Solar System Phenomena — Uranus in 2021

The path of Uranus against the background stars in 2021

The chart shows the path of Uranus across the background stars over the course of the year. Stars to magnitude +9.5 are shown. The white circles represent the planet on the first day of the month and are scaled according to apparent magnitude. The faint paths before the first circle and after the last circle represent the planet's positions in December of last year and January of next. In general, the planet moves from right to left except when it's in retrograde and proceding in the opposite direction.

The lower chart shows how the appearance of Uranus changes over the year. Below each image is listed the date, the apparent magnitude, the apparent diameter of the disk (in arc-seconds) and the geocentric distance (in au). Because the relative distance of Uranus does not greatly vary throughout the year, neither does its appearance through a telescope.

Uranus hovers around sixth magnitude so it is best viewed with some kind of optical aid. It enters the year in retrograde motion in the evening sky and sees a much brighter Mars glide past in late January. Its closer encounters with Mercury and Venus occur too close to conjunction in April to be visible. The green ice giant reappears at dawn in late May. Its position in the constellation of Aries means that northern hemisphere observers have the best views of this faint planet. Uranus passes by the sixth-magnitude star ο Arietis twice, in June and October, on its way to opposition in early November. In addition, the Moon makes a series of increasingly close flypasts; next year these will become lunar occultations.

12 Januarymaximum declination south
14 Januarystationary point in right ascension: retrograde → direct
20 Januaryplanetary conjunction: 1.6° south of Mars
26 Januaryeast quadrature
17 February3.0° north of the Moon
17 March2.7° north of the Moon
13 April2.5° north of the Moon
23 Aprilplanetary conjunction: 0.3° north of Venus
24 Aprilplanetary conjunction: 0.7° south of Mercury
30 Aprilconjunction
10 May2.4° north of the Moon
07 June2.1° north of the Moon
04 July1.9° north of the Moon
01 August1.7° north of the Moon
07 Augustwest quadrature
19 Augustmaximum declination north
20 Auguststationary point in right ascension: direct → retrograde
28 August1.4° north of the Moon
24 September1.3° north of the Moon
21 October1.3° north of the Moon
05 Novemberopposition: magnitude +5.7, apparent diameter 3.7 arc-seconds
18 November1.5° north of the Moon
15 December1.5° north of the Moon
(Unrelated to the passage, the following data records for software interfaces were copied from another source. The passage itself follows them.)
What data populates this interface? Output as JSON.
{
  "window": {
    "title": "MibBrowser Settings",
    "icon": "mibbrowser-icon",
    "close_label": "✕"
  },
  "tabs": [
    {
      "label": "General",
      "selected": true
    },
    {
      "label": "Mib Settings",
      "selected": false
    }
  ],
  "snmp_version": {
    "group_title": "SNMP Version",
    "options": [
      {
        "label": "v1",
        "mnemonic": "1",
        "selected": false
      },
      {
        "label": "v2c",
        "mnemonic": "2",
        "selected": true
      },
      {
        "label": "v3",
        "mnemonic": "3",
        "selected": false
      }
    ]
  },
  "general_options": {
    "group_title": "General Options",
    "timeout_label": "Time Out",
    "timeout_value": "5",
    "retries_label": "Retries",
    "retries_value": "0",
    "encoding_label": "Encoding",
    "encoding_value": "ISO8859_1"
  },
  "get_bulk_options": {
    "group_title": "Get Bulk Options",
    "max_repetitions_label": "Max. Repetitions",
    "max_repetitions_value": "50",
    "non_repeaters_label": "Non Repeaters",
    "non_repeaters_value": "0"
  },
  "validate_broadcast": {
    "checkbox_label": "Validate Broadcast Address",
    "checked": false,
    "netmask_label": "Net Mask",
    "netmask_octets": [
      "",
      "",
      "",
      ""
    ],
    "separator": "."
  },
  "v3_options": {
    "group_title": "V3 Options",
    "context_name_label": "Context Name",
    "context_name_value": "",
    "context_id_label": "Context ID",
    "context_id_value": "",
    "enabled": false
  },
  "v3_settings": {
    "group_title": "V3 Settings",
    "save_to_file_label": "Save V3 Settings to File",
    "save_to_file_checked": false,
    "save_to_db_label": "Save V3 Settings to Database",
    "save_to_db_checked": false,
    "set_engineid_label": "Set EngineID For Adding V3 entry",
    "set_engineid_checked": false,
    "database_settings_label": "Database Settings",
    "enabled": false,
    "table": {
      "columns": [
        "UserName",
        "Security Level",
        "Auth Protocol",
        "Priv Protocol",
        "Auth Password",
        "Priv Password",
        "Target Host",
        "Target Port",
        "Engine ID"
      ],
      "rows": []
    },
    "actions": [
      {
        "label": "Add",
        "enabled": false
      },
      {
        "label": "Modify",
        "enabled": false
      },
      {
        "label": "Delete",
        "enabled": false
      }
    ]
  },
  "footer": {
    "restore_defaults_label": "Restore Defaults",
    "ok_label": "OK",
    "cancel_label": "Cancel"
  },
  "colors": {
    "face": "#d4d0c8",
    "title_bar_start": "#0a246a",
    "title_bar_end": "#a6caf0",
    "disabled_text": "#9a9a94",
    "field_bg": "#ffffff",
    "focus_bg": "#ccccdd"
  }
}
The dates, times and circumstances of all planetary and lunar phenomena were calculated from the JPL DE406 solar system ephemeris using the same rigorous methods that are employed in the compilation of publications such as The Astronomical Almanac.